Modify your ketubah as much as you want to make it your own. Include images of two men or two women or insert a picture or symbol that really captures you two and your relationship. You can even add 3D effects! Take a look at a few of the incredible ketubot offered at to see some of the options available for your modern wedding.

Circle Together

In non-same-sex marriages, circling is the act of having the bride circle around the groom seven times because the number seven represents the seven rings in the Torah, among other symbolizations.

Take the guesswork out of who will circle who by walking the circles together, hand in hand, suggests You could also opt to split the task and have each one of you do three circles each while walking the final circle together. Whatever you choose, make sure to make it meaningful moment that you and your guests will remember forever.

Get Married by Someone With a Wealth of Experience

Your wedding is supposed to be the most beautiful day of your life, so it’s important to have someone who can work with you and make it the unique ceremony that you want it to be. Rabbi Lebow has been an advocate and friend of the LGBT community for decades, and has a long history of working with same-sex couples and advocating for equal marriage rights. Rabbi Lebow can work with you to make your same-sex Jewish wedding exactly the ceremony that you always imagined. Find out more about working with Rabbi Lebow by giving him a call today at 404-790-8612.

Celebrating Major Milestones of Jewish Childhood

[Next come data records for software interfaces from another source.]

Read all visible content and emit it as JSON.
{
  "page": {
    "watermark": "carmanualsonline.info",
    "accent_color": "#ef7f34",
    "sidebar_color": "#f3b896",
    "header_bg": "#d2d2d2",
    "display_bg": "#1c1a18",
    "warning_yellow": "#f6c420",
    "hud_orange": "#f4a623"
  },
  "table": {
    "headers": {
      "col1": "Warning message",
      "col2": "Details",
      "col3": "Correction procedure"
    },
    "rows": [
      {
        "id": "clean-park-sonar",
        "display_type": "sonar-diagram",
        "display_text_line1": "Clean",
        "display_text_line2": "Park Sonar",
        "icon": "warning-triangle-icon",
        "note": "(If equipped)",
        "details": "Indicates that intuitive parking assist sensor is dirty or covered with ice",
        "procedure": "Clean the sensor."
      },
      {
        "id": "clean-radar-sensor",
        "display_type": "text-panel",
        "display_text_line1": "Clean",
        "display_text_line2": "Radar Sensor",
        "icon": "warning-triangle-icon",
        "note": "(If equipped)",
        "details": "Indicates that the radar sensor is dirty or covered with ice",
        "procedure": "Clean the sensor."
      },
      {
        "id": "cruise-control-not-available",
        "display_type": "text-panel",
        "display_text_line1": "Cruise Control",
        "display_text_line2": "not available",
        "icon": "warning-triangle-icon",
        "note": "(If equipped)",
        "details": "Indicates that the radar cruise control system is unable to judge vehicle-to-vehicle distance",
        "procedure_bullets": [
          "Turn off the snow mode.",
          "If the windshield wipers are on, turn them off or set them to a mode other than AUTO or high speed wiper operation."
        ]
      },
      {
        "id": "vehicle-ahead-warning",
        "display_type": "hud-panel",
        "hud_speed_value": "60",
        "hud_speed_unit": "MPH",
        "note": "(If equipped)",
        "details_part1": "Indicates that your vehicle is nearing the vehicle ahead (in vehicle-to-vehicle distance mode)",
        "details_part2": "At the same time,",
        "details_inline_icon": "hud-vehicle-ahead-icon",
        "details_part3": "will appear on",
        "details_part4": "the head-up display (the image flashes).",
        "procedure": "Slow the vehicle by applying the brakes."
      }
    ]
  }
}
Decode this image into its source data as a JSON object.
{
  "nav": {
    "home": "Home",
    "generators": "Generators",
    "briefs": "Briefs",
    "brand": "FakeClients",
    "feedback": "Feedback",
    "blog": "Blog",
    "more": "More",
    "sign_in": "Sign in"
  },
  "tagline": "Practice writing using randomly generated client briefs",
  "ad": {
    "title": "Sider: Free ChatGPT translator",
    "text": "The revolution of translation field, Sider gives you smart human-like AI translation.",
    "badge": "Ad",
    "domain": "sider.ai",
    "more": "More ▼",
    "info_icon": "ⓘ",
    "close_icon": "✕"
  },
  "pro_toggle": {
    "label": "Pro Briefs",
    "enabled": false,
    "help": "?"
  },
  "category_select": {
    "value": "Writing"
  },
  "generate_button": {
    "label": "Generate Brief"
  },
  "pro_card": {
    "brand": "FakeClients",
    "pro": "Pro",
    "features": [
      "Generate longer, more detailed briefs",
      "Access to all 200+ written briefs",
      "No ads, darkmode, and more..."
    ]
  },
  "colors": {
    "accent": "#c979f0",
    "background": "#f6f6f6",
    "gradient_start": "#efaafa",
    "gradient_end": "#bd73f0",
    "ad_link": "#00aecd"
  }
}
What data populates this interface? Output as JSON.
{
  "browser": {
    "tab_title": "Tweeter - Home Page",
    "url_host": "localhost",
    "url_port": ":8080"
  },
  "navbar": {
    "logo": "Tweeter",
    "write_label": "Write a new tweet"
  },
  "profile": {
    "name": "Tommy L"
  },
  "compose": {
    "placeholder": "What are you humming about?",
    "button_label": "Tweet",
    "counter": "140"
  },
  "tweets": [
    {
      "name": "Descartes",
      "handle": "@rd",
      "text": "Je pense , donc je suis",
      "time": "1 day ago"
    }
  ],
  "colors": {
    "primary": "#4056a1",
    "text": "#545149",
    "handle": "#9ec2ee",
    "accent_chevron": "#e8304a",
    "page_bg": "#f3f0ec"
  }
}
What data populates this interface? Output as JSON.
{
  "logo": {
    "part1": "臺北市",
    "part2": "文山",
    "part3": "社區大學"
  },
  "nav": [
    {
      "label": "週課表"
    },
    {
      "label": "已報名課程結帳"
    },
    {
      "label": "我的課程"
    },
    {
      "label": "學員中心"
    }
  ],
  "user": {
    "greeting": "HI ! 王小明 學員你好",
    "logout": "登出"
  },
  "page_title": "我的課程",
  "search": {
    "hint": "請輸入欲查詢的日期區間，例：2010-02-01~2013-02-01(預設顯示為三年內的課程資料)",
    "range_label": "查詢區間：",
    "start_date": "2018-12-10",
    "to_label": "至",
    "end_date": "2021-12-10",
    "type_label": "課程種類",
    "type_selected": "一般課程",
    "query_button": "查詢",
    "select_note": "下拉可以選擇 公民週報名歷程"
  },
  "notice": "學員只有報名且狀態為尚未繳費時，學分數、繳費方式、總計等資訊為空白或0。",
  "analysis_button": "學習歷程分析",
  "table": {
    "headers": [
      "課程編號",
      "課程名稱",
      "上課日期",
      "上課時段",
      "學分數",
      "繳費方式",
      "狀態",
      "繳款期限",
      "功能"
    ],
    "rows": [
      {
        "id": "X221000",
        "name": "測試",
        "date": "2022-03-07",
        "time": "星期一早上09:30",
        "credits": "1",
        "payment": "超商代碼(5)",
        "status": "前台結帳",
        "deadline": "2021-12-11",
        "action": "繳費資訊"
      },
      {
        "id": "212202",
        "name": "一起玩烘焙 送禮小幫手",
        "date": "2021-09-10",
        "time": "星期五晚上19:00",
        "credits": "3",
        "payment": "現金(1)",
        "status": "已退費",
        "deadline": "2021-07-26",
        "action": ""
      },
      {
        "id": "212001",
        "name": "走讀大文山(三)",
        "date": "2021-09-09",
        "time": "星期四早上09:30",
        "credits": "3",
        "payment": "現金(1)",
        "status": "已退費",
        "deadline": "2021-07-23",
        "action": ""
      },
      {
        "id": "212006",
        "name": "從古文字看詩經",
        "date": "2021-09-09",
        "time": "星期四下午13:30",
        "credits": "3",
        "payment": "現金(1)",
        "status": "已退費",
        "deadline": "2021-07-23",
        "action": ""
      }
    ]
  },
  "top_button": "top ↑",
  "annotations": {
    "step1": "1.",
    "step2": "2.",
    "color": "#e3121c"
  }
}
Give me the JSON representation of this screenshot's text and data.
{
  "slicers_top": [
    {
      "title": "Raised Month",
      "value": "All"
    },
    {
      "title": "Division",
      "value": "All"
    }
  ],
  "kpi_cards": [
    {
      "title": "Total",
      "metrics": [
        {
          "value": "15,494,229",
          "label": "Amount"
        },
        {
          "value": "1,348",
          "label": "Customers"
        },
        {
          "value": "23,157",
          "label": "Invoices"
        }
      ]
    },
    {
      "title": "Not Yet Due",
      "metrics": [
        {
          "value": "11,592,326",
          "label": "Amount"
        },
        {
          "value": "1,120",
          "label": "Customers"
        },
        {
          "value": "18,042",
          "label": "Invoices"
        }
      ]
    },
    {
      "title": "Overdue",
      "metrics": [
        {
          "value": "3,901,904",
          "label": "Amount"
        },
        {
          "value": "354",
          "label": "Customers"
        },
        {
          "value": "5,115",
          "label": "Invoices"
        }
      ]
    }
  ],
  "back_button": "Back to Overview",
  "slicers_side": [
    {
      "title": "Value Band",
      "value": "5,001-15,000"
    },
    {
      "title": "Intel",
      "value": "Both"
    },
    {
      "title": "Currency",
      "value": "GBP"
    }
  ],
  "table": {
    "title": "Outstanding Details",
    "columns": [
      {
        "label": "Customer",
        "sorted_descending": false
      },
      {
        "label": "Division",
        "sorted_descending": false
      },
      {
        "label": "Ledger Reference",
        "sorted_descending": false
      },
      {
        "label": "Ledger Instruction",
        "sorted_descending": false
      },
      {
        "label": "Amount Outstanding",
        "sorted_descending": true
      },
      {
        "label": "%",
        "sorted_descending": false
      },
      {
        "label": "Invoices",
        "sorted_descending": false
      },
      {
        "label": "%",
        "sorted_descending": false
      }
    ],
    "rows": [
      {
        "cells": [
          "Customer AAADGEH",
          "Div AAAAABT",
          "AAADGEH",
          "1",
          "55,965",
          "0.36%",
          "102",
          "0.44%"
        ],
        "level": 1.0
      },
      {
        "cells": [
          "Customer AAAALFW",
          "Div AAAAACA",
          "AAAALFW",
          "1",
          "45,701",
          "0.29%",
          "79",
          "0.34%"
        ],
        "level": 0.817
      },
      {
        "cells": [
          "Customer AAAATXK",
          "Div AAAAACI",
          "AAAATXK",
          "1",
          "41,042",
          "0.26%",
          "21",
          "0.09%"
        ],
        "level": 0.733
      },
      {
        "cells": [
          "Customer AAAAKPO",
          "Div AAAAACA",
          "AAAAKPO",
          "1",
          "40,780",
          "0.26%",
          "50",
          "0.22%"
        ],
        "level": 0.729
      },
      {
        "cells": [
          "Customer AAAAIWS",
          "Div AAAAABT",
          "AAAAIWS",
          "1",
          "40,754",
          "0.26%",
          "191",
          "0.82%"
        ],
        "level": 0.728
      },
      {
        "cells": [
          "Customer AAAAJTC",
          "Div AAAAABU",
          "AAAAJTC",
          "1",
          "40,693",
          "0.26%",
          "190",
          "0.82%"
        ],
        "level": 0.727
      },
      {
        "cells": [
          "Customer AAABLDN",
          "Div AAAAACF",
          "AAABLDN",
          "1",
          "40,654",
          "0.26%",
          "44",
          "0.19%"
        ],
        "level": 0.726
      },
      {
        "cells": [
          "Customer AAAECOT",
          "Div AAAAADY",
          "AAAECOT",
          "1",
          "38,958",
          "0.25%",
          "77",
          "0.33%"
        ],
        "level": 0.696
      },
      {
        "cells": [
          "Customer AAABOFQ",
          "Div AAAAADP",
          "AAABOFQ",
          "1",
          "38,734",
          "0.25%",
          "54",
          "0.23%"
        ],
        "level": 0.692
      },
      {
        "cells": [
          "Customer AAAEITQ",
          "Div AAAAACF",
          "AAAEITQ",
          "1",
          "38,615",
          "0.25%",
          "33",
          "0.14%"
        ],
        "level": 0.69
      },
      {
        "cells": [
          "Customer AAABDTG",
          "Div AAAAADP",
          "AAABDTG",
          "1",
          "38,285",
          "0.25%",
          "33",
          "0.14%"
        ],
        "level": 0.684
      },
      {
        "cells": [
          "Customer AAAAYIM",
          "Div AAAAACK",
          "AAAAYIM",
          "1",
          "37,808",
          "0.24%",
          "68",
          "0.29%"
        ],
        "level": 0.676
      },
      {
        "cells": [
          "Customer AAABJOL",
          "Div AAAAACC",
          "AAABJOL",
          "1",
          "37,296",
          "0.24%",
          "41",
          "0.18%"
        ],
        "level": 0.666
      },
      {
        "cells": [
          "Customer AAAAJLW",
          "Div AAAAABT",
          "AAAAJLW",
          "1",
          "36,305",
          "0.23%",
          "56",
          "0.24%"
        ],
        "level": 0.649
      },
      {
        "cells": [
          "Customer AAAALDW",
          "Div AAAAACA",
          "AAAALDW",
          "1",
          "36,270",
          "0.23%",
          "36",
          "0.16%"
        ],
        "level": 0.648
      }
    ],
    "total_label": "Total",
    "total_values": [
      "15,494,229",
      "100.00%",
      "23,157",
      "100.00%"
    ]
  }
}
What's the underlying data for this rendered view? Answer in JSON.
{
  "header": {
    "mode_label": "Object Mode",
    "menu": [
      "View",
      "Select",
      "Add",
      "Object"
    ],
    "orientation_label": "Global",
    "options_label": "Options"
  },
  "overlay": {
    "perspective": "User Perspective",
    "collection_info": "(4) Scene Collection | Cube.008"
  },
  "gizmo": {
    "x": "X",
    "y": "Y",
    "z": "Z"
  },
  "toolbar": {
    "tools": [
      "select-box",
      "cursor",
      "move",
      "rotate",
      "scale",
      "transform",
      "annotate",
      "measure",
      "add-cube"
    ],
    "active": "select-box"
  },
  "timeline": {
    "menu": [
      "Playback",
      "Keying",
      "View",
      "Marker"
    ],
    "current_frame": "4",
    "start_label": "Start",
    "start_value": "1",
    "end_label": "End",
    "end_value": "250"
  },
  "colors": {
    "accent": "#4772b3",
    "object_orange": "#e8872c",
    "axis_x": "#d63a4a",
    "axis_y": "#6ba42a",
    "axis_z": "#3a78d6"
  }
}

There are a number of traditional milestones that are part of a Jewish childhood, and if you’re in need of a rabbi to help guide you through the process, Rabbi Lebow is here to help.

One of the most beautiful traditions in the Jewish tradition is a bris, the practice of blessing a newborn baby, since each baby is a blessing in their own right. The bris ceremony is typically done on the eighth day following a baby’s birth and corresponds with, in the case of boys, their circumcision. In some cases, the ceremony can be held before the child is discharged from the hospital.

Jewish Baby NamingRabbi Steve Lebow has conducted a number of these blessings for members of the Jewish faith around Atlanta for years. While he does not perform the circumcision himself – that task is left to a mohel, a specific kind of rabbi, or a licensed doctor – Rabbi Lebow conducts a number of prayers and blessings for the child.

While most children are blessed within the first few days of their life, they are not excluded from receiving this blessing at any time. Rabbi Lebow has conducted these blessings, along with naming ceremonies, for children up to 12 years old.

Girls do not have a traditional date for a naming ceremony. It can be done any time after they are born, whether while still at the hospital or even a few years later.

This baby naming ceremony and blessing helps welcome a child intto the Jewish faith. It’s important, especially for interfaith couples, to hold this ceremony to instill the Jewish faith as an area of importance in the child’s life.

Rabbi Lebow also holds naming ceremonies where the children are given Jewish names. Parents can meet with Rabbi Lebow to discuss different naming options to make sure the name fits their child. They can also talk with Rabbi Lebow to plan the ceremony to make sure it highlights what is important to them in the Jewish faith while balancing any other traditions.

If you are a new parent or about to be one, reach out to Rabbi Lebow to schedule a Jewish baby naming and blessing ceremony for your child by calling 404-790-8612.